• ENTRIES SHOWN
┏━━
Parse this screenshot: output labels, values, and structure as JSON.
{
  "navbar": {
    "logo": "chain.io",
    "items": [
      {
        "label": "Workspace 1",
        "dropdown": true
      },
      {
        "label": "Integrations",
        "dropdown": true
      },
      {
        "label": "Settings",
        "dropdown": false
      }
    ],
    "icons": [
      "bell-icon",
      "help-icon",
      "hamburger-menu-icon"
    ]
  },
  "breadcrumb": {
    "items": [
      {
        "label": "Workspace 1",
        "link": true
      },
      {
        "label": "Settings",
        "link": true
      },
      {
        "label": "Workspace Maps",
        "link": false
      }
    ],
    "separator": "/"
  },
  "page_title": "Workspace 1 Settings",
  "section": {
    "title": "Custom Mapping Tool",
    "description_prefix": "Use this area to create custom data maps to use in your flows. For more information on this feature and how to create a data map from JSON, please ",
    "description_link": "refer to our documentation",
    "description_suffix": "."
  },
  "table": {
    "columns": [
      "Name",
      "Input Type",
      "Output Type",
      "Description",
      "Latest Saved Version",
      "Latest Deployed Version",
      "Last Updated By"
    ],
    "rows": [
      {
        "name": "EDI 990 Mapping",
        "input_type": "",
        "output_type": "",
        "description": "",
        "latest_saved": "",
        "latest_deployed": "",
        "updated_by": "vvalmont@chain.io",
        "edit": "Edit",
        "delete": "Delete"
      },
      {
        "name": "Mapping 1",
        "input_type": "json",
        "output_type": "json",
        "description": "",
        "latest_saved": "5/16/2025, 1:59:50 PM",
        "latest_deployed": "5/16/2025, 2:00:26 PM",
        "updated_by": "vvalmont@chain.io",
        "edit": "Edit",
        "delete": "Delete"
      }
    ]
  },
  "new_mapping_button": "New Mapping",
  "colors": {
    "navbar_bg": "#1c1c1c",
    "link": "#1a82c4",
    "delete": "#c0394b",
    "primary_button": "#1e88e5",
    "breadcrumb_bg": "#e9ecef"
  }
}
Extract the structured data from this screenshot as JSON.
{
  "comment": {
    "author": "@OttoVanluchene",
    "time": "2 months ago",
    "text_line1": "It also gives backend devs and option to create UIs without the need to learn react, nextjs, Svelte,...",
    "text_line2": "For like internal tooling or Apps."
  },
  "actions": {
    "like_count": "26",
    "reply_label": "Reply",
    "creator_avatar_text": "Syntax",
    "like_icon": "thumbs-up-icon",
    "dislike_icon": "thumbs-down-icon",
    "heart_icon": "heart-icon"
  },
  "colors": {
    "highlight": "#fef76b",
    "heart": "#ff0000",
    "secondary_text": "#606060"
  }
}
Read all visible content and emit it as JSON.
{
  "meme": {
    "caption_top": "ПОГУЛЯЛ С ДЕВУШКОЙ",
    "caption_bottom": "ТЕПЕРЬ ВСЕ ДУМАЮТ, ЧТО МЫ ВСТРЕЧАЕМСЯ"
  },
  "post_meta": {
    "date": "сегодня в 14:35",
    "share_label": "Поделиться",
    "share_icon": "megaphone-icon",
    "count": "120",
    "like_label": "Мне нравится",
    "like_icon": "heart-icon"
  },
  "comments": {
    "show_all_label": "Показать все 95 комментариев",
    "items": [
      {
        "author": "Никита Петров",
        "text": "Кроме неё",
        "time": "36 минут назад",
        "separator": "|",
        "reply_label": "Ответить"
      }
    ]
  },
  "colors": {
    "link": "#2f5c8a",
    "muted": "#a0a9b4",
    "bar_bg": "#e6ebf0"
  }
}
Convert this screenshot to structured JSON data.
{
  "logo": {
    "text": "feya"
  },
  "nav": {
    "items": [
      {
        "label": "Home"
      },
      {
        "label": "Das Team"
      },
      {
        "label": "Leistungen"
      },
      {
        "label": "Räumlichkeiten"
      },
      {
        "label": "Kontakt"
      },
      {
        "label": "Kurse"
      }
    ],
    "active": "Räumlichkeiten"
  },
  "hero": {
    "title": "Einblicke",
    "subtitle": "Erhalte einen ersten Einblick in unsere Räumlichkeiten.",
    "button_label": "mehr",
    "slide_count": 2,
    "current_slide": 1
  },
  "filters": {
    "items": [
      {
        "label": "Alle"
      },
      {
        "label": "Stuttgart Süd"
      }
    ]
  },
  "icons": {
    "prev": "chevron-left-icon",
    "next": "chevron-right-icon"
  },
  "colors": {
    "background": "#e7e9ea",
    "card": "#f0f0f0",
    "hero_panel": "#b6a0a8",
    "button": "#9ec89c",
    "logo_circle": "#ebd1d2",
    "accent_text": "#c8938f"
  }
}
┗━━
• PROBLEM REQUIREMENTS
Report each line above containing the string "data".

• EXPECTED ANSWER
    "description_prefix": "Use this area to create custom data maps to use in your flows. For more information on this feature and how to create a data map from JSON, please ",
Extract the structured data from this screenshot as JSON.
Convert this screenshot to structured JSON data.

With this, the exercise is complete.